CHAPTER IV. BRITISH SUSPICION OF SEWARD
In truth, it was not any further belligerent talk by Seward that had so renewed Lyons' anxiety. Rather it was the public and Press reception of the news of the Queen's Proclamation of Neutrality. The Northern people, counting beyond all reasonable expectation upon British sympathy on anti-slavery grounds, had been angrily disappointed, and were at the moment loudly voicing their vexation. Had Seward not already been turned from his foreign war policy he now would have received strong public support in it. But he made no effort to utilize public excitement to his own advantage in the Cabinet. In England, Adams was able to report on June 14 that Russell had no intention of holding further interviews with the Southern Commissioners, but before anyone in Washington could learn of this there was general knowledge of a changed tone from the Secretary of State, and Lyons' fears were considerably allayed. On June 15, occurred that interview between Seward, Lyons, and Mercier, in which Seward had positively refused to receive the Queen's Proclamation, but had throughout evinced the greatest courtesy and goodwill. Lyons so reported the conversation. June 15 may, in fact, be taken as the date when Lyons ceased to be alarmed over an immediate war. Possibly he found it a little difficult to report so sudden a shift from stormy to fair weather. June 21, he wrote that the "lull" was still continuing. June 24, he at last learned and described at length the details of Lincoln's alteration of Despatch No. 10. He did not know the exact date but he expressed the opinion that "a month or three weeks ago" war was very near - a misjudgment, since it should be remembered that war seemed advisable to one man only - Seward; and that on this issue he had been definitely cast down from his self-assumed leadership into the ranks of Lincoln's lieutenants.
Lyons was, then, nearly a month behindhand in exact knowledge of American foreign policy toward England, and he was in error in thinking that an American attack on England was either imminent or intended. Nevertheless, he surely was excusable, considering Seward's prestige and Lincoln's lack of it, in reporting as he did. It was long, indeed, before he could escape from suspicion of Seward's purposes, though dropping, abruptly, further comment on the chances of war. A month later, on July 20, he wrote that Seward had himself asked for a confidential and unofficial interview, in order to make clear that there never had been any intention of stirring agitation against England. Personally, Seward took credit for avoiding trouble "by refusing to take official cognizance of the recognition [by England] of the belligerent rights of the South," and he asked Lyons to explain to Russell that previous strong language was intended merely to make foreign Powers understand the intensity of Northern feeling.
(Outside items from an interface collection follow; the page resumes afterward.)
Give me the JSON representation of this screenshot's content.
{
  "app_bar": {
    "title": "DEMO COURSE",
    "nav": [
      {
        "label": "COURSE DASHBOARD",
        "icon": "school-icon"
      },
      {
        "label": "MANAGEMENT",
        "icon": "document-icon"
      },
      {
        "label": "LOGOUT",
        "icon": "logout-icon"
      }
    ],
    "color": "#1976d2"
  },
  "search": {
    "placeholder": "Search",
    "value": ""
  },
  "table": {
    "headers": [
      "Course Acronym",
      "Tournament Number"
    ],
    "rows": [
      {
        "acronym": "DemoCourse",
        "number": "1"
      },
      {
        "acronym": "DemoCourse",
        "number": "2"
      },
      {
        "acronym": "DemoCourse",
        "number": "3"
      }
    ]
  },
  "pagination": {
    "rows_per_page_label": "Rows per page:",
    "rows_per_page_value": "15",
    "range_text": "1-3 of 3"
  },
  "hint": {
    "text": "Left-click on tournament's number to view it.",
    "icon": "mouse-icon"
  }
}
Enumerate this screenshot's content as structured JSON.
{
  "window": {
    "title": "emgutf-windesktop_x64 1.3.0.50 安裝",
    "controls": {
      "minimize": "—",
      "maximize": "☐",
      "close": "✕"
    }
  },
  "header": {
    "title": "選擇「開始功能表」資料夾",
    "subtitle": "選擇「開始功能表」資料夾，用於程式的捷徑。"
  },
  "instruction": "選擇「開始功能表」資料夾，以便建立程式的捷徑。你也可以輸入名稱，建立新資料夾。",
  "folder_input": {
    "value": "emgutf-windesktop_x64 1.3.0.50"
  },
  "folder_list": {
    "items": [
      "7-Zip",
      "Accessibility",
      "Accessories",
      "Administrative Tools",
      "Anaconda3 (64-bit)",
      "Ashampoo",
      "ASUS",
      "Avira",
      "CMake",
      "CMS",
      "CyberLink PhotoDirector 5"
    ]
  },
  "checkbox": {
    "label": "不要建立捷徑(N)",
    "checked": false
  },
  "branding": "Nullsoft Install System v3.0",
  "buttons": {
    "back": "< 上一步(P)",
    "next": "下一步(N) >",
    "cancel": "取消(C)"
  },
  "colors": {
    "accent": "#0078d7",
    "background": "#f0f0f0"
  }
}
Lyons put no faith in all this but was happy to note the change, mistakenly attributing it to England's "stiff tone," and not at all to the veto of the President. Since Lyons himself had gone to the utmost bounds in seeking conciliation (so he had reported), and, in London, Russell also had taken no forward step since the issue of the Queen's Proclamation - indeed, had rather yielded somewhat to Adams' representations - it is not clear in what the "stiff tone" consisted.
Indeed, the cause of Seward's explanation to Lyons was the receipt of a despatch from Adams, dated June 28, in which the latter had reported that all was now smooth sailing. He had told Russell that the knowledge in Washington of the result of their previous interviews had brought satisfaction, and Russell, for his part, said that Lyons had "learned, through another member of the diplomatic corps, that no further expression of opinion on the subject in question would be necessary." This referred, presumably, to the question of British intention, for the future, in relation to the Proclamation of Neutrality. Adams wrote: "This led to the most frank and pleasant conversation which I have yet had with his lordship.... I added that I believed the popular feeling in the United States would subside the moment that all the later action on this side was known.... My own reception has been all that I could desire. I attach value to this, however, only as it indicates the establishment of a policy that will keep us at peace during the continuance of the present convulsion." In reply to Adams' despatch, Seward wrote on July 21, the day after his interview with Lyons, arguing at great length the American view that the British Proclamation of Neutrality in a domestic quarrel was not defensible in international law. There was not now, nor later, any yielding on this point. But, for the present, this was intended for Adams' eye alone, and Seward prefaced his argument by a disclaimer, much as stated to Lyons, of any ill-will to Great Britain: